Now, don’t get me wrong, I loved the BBC one too (obviously I love all BBC), but there is something about this in particular, and their chemistry that really resonated with me. Michael Fassbender is the perfect Rochester in all his brutish-unreachable gentleman. Whilst Mia Wasikowska, is a delicate Jane, with an underlying strength that holds her head up high and makes you as an audience root for her through the whole film. The landscapes and cinematography are sweeping, and I felt the director, Cary Fukunaga, did a great job of not dragging the story along, especially when we all know it so well. It never stayed too long on Jane as a sickling-sad-orphan child, or waxed on too long about her being in the service of Rochester. It had the perfect flow, for lack of better words, and left me, breathless. If you haven’t already seen this version, I think it’s the ideal movie for this weekend. I’d recommend curling up in your favorite leisure wear, with your favorite snacks and escaping into the world of romance and bonnets. Isn’t that what a good movie, and period piece is all about?

Netflix-Jane Eyre


Be Charmed By Danny Collins

September 11, 2015


I really loved this movie. Though, full disclosure, I loved the first half better than the second. But, that’s just me being my picky-pickle self. Danny Collins is in essence, a charming film, with an undercurrent of subtle humor that really worked. Al Pacino makes fun of himself and his character, with a wink and slyness that is both likeable, as well as amusing. I felt myself smiling at him, wanting to wink at the screen, while inwardly cringing.

In the movie, Al plays an aging rocker in the worst possible sense, with all the stereotypes that it entails. You know, the fake orange tan, guido clothing, skanky girlfriend. Then, one day he receives a birthday present from his manager, Christopher Plummer. Wait, I have to stop mid-sentence. Christopher Plummer. How do I count the ways I love this man? He could read out loud from the dictionary and I would listen to this like some Zen book on tape. He soothes me. Adelvice—adelvice. It never gets old. Circling back….

So, Mr. Pacino (Danny Collins) receives a gift from smooth-talking-manager Plummer on his birthday, which makes him rethink his whole life and start changing the way he lives. Like all my movie recommendations, I don’t want to give too much away. I think Danny Collins is a movie just about anyone could enjoy. It leaves you smiling, and sometimes we all just want to feel good. Yep, I just wrote that.

Danny Collins-Netflix
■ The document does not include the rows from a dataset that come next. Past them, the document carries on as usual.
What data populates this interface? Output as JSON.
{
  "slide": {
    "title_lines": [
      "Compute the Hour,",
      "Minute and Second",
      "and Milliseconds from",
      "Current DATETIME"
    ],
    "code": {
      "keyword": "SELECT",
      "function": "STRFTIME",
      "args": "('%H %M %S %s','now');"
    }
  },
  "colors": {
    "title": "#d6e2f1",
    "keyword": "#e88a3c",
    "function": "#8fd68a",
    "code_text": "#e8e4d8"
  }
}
*If this post seems boring, or is riddled with grammatical and spelling errors. Get over it, I’m tired.  So exhausted my hands are shaking whilst I write this, that is what I do for you! Ok, really though, watch the movie.